Yes, the offshore wind sector deal announced earlier this year will support UK companies to seize the export opportunities generated by the rapidly expanding market. The DIT is working with markets such as Taiwan, with which I recently hosted an offshore wind roundtable last month, to support their engagement with the UK supply chain. On oil and gas production, the DIT is engaging with the industry and stakeholders on export opportunities across the full industrial lifecycle.
We have already heard that our trade agreements with the EU amount to about 11% of our trade, which is significant. Will my hon. Friend update the House on where he expects to have got with rolling over all the existing trade agreements by the time we are able to make our own independent trade policy?
Since the Department’s formation three years ago, the DIT has grown its trade negotiating capability from a standing start to a fully trained core of specialists. That has allowed us to negotiate the transition of EU free trade agreements, representing almost two thirds of trade covered by these agreements, and we continue to work intensively on the balance.
What is the Secretary of State doing in relation to manufacturing in the west midlands, which has the Jaguar Land Rover and black cab companies, to increase their exports given the market has had a slight downturn as a result of Trump’s sanctions on China?
Of course, Jaguar Land Rover remains an extraordinarily important company to the UK. It has faced some challenges recently, but the announcement of the new electrification programme in the west midlands is extremely welcome. As the hon. Gentleman might expect, the DIT has been very heavily involved in that process.

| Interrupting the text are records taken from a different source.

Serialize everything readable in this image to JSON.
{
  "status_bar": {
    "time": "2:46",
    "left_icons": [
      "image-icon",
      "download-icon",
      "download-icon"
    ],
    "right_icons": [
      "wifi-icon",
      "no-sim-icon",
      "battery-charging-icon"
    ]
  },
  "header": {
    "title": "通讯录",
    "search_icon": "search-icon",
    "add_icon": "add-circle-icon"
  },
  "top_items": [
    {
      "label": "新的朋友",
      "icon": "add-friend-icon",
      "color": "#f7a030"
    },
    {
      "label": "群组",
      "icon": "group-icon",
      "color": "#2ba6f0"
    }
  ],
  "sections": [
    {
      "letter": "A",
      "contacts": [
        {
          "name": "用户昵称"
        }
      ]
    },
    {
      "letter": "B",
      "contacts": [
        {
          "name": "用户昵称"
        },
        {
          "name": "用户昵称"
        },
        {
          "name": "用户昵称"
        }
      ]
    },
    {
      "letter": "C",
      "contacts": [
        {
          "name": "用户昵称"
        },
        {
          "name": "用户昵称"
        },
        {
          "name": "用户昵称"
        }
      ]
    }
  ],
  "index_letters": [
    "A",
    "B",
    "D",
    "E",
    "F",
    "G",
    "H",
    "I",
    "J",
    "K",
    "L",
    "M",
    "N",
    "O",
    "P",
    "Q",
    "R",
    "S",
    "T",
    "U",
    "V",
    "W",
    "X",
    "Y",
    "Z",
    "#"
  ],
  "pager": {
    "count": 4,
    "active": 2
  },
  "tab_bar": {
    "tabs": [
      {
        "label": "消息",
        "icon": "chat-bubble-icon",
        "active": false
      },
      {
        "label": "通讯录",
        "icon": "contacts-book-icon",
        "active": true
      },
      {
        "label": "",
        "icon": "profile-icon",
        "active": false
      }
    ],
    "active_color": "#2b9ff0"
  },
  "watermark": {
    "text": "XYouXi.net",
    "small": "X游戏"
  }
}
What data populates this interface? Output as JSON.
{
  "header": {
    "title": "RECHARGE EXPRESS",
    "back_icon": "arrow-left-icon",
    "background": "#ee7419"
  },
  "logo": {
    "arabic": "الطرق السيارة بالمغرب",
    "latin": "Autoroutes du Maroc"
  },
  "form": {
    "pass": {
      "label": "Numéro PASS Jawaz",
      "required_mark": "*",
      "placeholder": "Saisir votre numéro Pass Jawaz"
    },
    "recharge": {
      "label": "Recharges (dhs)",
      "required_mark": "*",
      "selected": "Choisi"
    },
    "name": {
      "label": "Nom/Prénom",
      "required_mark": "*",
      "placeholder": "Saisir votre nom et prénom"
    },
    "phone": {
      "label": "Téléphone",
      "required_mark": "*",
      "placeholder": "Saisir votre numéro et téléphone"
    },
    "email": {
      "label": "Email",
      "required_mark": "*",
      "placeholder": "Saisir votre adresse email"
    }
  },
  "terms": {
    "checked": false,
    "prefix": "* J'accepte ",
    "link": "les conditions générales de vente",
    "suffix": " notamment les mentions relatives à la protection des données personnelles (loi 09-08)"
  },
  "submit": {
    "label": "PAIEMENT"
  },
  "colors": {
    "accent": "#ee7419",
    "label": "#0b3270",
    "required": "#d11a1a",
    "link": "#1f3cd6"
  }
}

But what has the DIT been doing through its export strategy about the automotive sector in Wales and in particular in Bridgend, with the announcement that Ford will close the engine plant? What can the Department do to try to persuade Ford to change its mind about this and to ensure that we have a thriving export sector?
The hon. Gentleman will know that the Department for Business, Energy and Industrial Strategy has been very heavily involved with Ford at Bridgend; in the end this is a matter for the company itself, but I have no doubt that BEIS has had productive conversations with it. The DIT is, along with BEIS, investing very large amounts of money across Government in electrification and the automotive market of the future. That involves huge amounts put into research and development at universities, and we believe that will put the UK car industry in a very good position for the future.